1) To paraphrase, in part, Rabbi Matis Weinberg (Patterns in Time), to the non-Jewish world, time is a linear flow without relation to anything external. No instant of time is truly connected to any other, or every instant of time is the same as any other instant of time. This is the position of Sir Isaac Newton in his Principia Mathematica: “Absolute, true, and mathematical time, of itself and from its own nature, flows equably without relation to any thing external …”
2) Therefore, in the world of common sense, what assigns placement in time is any repeating phenomenon, be it a clock of a pendulum, or (as in the Torah) perceived changes in sun and moon.
3) Roman emperors had the power to interfere as they pleased with the calendar, shortening or lengthening by days the duration of the year. Since time, in Christianity and Islam, is not related to anything external, the early Christians arbitrarily changed the Sabbath to Sunday, whereas Islam, if it may be said to have a Sabbath, arbitrarily changed it to Friday.
4) To those who see time as unrelated points on a line, the calendar is a convenience, not a reality. Commemoration is an arbitrary mental review of political or romantic or seasonal association. Although President George Washington’s actual birthday was February 22, it so happens that in 1971 the federal holiday was shifted to the third Monday in February. Nations move about their holidays at will.

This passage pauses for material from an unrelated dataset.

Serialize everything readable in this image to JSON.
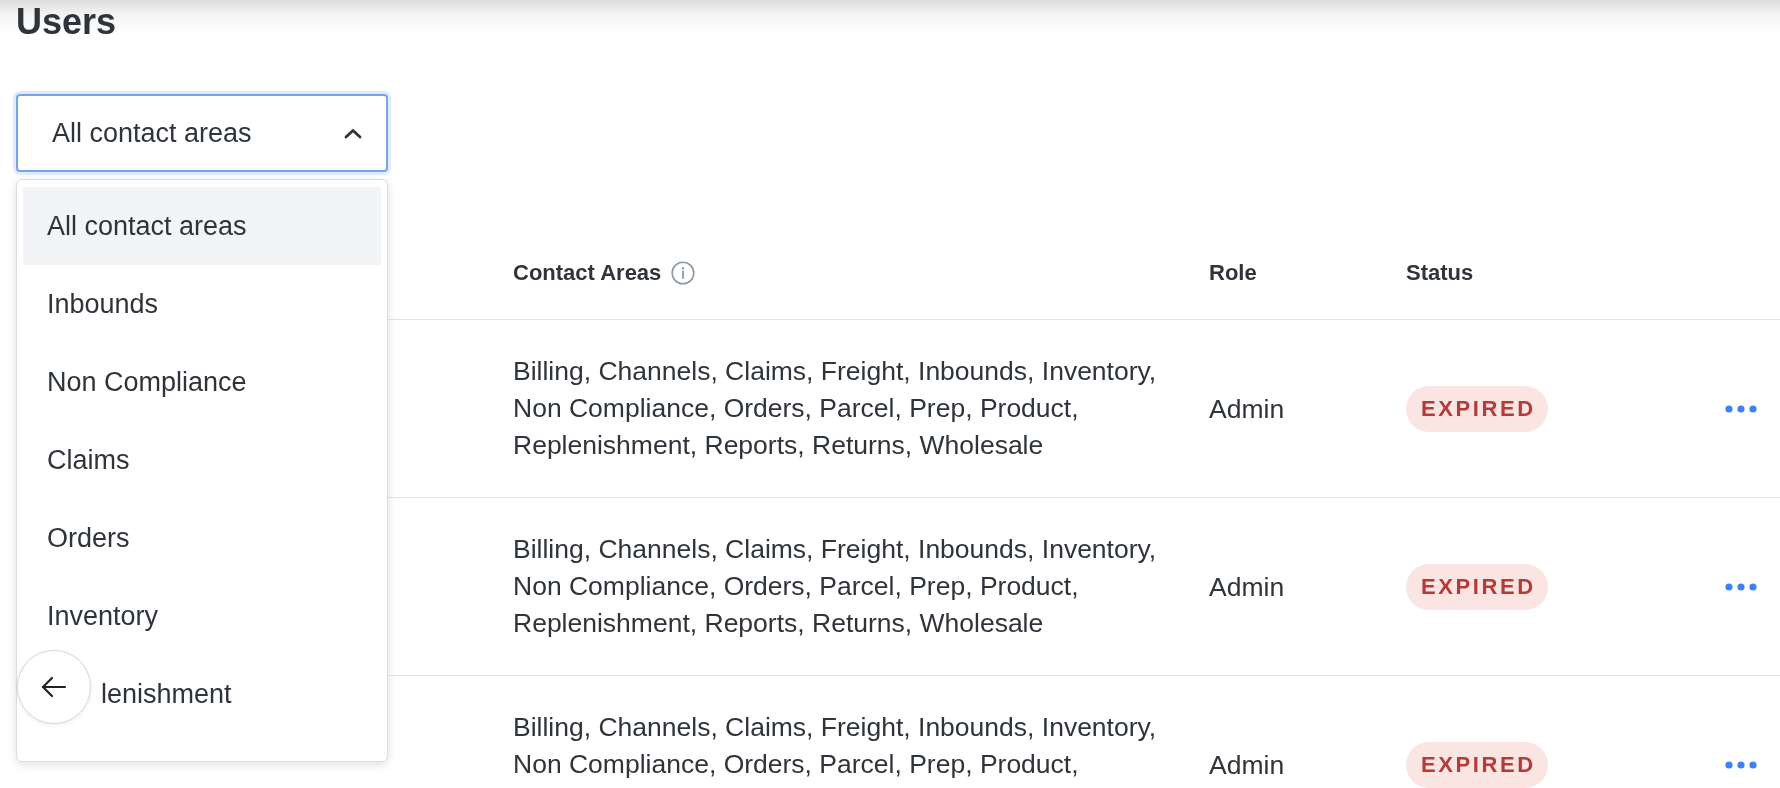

5) “But the Torah,” says Weinberg, “envisions time as our contact with reality, as the definer of our environment and our spiritual attitudes and moods, the basis of events which comprise our history and our individual lives. Commemoration is more than memory: it is a temporal re-living of those aspects in time which created events, dealing anew the associate moods and sensation. From the Torah’s viewpoint, the calendar is the precise opposite of arbitrary, for it represents the deepest manifestation of kedushat Yisrael.”
6) The Torah Jew knows that God is the Master of time, just as he is the Master of war (Hashem ish milchama, Exodus 15:3). However, through prayer and mitzvot, He has given man the opportunity to alter the external world which flows through time. As it says in Pirkei Avoth 2:4): “Do God’s Will as you would do your own will, so that He may do your will as if it were His.”